Listening to a book doesn’t quite have the same panache as reading one, but sometimes it is the only option. While I am an avid fan of podcasts on long commutes, sometimes audio books can fill the void quite well. However, in case of audio books, for me, it is unabridged or nothing, which depending on the author’s preference for brevity can extend to numerous hours; a significant investment of time whichever way you look at it.
Audible has always been the preferable option in this regard due to its easy accessibility. For whatever reason, Amazon doesn’t make it especially difficult to initiate trials, so as long as you are not picky about your library or stats, you could go about listening to multiple books without spending a dime.
While I have used Audible accounts from other countries in the past, I was glad to see it finally launch in India late last year. While in US you get a 30-day trial with 2 credits, the arrangement in India is a bit different, in the sense that you can get a 90-day trial with a single credit each month. This suited me much better considering my podcast subscriptions and I chose to make the most of it.
A thing to note is that the 90-day trial is only available with ICICI cards and an amount of INR 199 is automatically charged at the beginning of the fourth month if you do not cancel the subscription beforehand. I was able to get the subscription cancelled and the charge reversed without any issues. This is as long as you don’t use the additional credit that comes along with the monthly charge.
With this, I move on to my choice of books for the trial. None of them are particularly recent and all of them are focussed towards science and technology, which you might have already guessed going by the theme of my blog.
1. Elon Musk
I chose this book not out of hero worship but to understand the journey of a visionary. In that sense, it doesn’t disappoint a bit. You have to aim big to make it big and no one’s constantly aiming bigger than Elon at present. Every entrepreneur is driven and passionate but few in Silicon Valley dare to think about and beyond this world. In that sense, Elon’s contribution will be long remembered.

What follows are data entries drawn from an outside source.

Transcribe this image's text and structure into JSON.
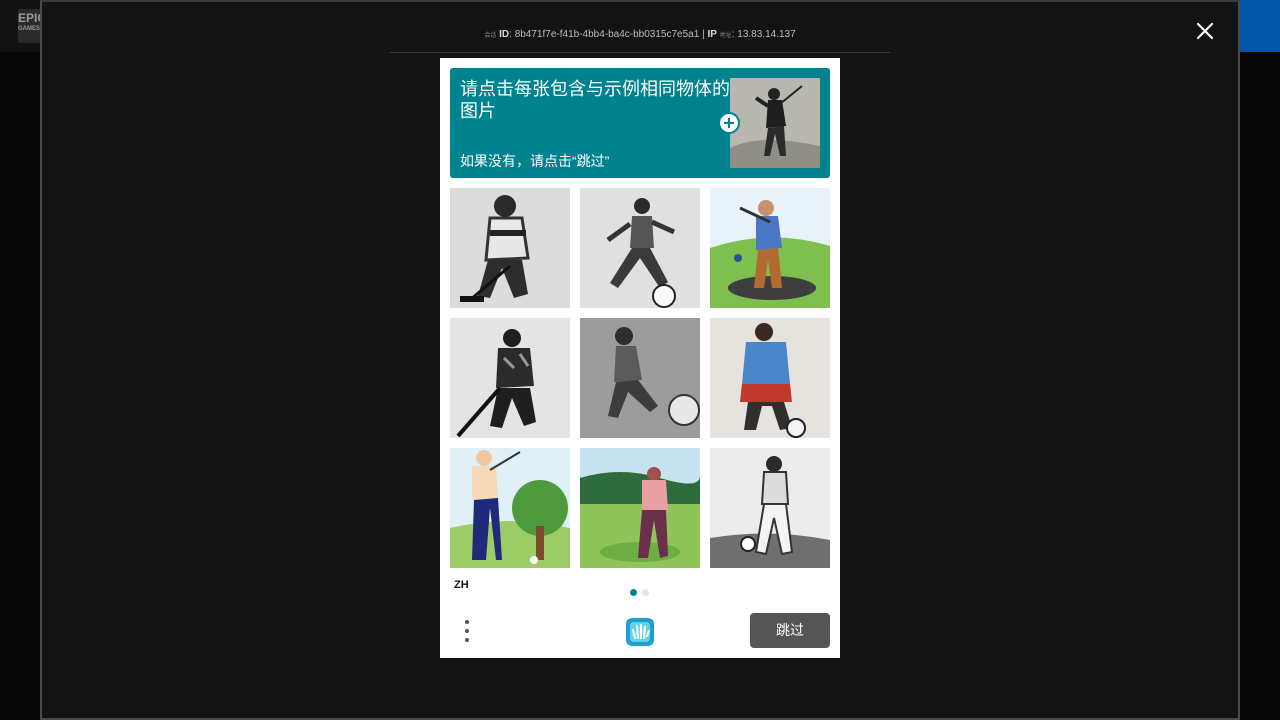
{
  "background": {
    "logo_text": "EPIC",
    "logo_sub": "GAMES"
  },
  "modal": {
    "session_label_prefix": "会话",
    "session_id_label": "ID",
    "session_id": "8b471f7e-f41b-4bb4-ba4c-bb0315c7e5a1",
    "ip_label": "IP",
    "ip_suffix": "地址",
    "ip_value": "13.83.14.137",
    "close_icon": "close-icon"
  },
  "captcha": {
    "prompt_title": "请点击每张包含与示例相同物体的图片",
    "prompt_subtitle": "如果没有，请点击“跳过”",
    "example_image": "golfer-sketch",
    "grid_images": [
      "hockey-player-sketch",
      "soccer-player-sketch",
      "golfer-blue-shirt",
      "hockey-player-dark",
      "soccer-player-grey",
      "soccer-player-blue-red",
      "golfer-tree",
      "golfer-green-course",
      "soccer-player-pencil"
    ],
    "language": "ZH",
    "skip_label": "跳过",
    "colors": {
      "accent": "#00838f",
      "skip": "#555555"
    }
  }
}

At the same time, what makes the book great is that Ashlee Vance hasn’t capitulated to the demands and charisma of Elon Musk. Thus, we get a full account of his failures as a human being which is pretty much evident by his treatment of employees as well as his controversial tweets. Although it has been a good few years since the book was released, it has aged quite well such that Elon’s recent exploits don’t seem out of place. Finally, Fred Sanders does a great job of the narration to keep you gripped till the end.
How much would you like to know about your past? Going by the content of this book, a lot. The chapters on cognitive evolution, money, religion and happiness are by far the most evocative. It is not only about knowing one’s evolutionary history but about forming perspectives on every aspect of society that exists today. Human ingenuity has over the course of time extended itself to create wonders, a lot of which is make-belief, yet without which humanity would be hopelessly lost.
3. A Short History of Nearly Everything
This one was a natural progression from Sapiens, even though the book is far older. Having tasted the brief history of a species, it was time to move on the history of nearly everything. At 19 hours of length, it was certainly worth its weight in time. It felt like a recap of my entire history syllabus at school, but with humour interspersed throughout the book and delivered with good effect by William Roberts, it didn’t feel dull for a moment.
This is not to say that the book is spot-on. It drags on in places, especially towards the end, with paleontology and its controversies abound fulfilling the purpose of a good sedative. Even then, the knowledge it endows is unparalleled and it makes the listener wiser to the fact that most of the paradigm shifting discoveries in the scientific world were anything but glamorous, with recognition often coming posthumously. Luckily, as homo sapiens, we are wise enough to not let history repeat itself.